**Data for the task**:

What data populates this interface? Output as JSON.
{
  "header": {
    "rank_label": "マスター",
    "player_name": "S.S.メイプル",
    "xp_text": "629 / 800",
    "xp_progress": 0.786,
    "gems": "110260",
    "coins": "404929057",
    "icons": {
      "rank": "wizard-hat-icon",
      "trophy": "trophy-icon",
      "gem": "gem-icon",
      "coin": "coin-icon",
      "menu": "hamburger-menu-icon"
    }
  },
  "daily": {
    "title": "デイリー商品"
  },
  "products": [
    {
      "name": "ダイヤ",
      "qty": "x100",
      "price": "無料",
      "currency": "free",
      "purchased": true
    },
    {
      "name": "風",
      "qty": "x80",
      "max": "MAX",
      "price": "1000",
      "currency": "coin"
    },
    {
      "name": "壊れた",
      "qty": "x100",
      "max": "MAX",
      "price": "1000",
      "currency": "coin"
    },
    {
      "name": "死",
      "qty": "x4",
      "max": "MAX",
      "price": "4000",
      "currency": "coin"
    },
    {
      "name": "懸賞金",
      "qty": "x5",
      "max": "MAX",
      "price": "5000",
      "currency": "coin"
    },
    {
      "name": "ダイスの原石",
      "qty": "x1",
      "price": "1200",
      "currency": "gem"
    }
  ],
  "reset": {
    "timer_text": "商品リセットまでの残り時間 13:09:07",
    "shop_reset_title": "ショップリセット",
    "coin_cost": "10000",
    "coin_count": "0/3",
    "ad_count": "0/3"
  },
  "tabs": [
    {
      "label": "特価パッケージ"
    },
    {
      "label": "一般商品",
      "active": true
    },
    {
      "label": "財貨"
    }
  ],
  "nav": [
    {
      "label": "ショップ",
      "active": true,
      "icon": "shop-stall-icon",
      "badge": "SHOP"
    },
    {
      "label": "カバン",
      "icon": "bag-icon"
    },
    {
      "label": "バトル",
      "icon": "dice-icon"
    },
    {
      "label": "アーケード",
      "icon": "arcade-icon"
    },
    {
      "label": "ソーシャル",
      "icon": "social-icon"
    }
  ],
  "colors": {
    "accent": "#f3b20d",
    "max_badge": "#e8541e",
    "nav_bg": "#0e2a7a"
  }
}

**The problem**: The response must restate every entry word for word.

**Response to this task**:
What data populates this interface? Output as JSON.
{
  "header": {
    "rank_label": "マスター",
    "player_name": "S.S.メイプル",
    "xp_text": "629 / 800",
    "xp_progress": 0.786,
    "gems": "110260",
    "coins": "404929057",
    "icons": {
      "rank": "wizard-hat-icon",
      "trophy": "trophy-icon",
      "gem": "gem-icon",
      "coin": "coin-icon",
      "menu": "hamburger-menu-icon"
    }
  },
  "daily": {
    "title": "デイリー商品"
  },
  "products": [
    {
      "name": "ダイヤ",
      "qty": "x100",
      "price": "無料",
      "currency": "free",
      "purchased": true
    },
    {
      "name": "風",
      "qty": "x80",
      "max": "MAX",
      "price": "1000",
      "currency": "coin"
    },
    {
      "name": "壊れた",
      "qty": "x100",
      "max": "MAX",
      "price": "1000",
      "currency": "coin"
    },
    {
      "name": "死",
      "qty": "x4",
      "max": "MAX",
      "price": "4000",
      "currency": "coin"
    },
    {
      "name": "懸賞金",
      "qty": "x5",
      "max": "MAX",
      "price": "5000",
      "currency": "coin"
    },
    {
      "name": "ダイスの原石",
      "qty": "x1",
      "price": "1200",
      "currency": "gem"
    }
  ],
  "reset": {
    "timer_text": "商品リセットまでの残り時間 13:09:07",
    "shop_reset_title": "ショップリセット",
    "coin_cost": "10000",
    "coin_count": "0/3",
    "ad_count": "0/3"
  },
  "tabs": [
    {
      "label": "特価パッケージ"
    },
    {
      "label": "一般商品",
      "active": true
    },
    {
      "label": "財貨"
    }
  ],
  "nav": [
    {
      "label": "ショップ",
      "active": true,
      "icon": "shop-stall-icon",
      "badge": "SHOP"
    },
    {
      "label": "カバン",
      "icon": "bag-icon"
    },
    {
      "label": "バトル",
      "icon": "dice-icon"
    },
    {
      "label": "アーケード",
      "icon": "arcade-icon"
    },
    {
      "label": "ソーシャル",
      "icon": "social-icon"
    }
  ],
  "colors": {
    "accent": "#f3b20d",
    "max_badge": "#e8541e",
    "nav_bg": "#0e2a7a"
  }
}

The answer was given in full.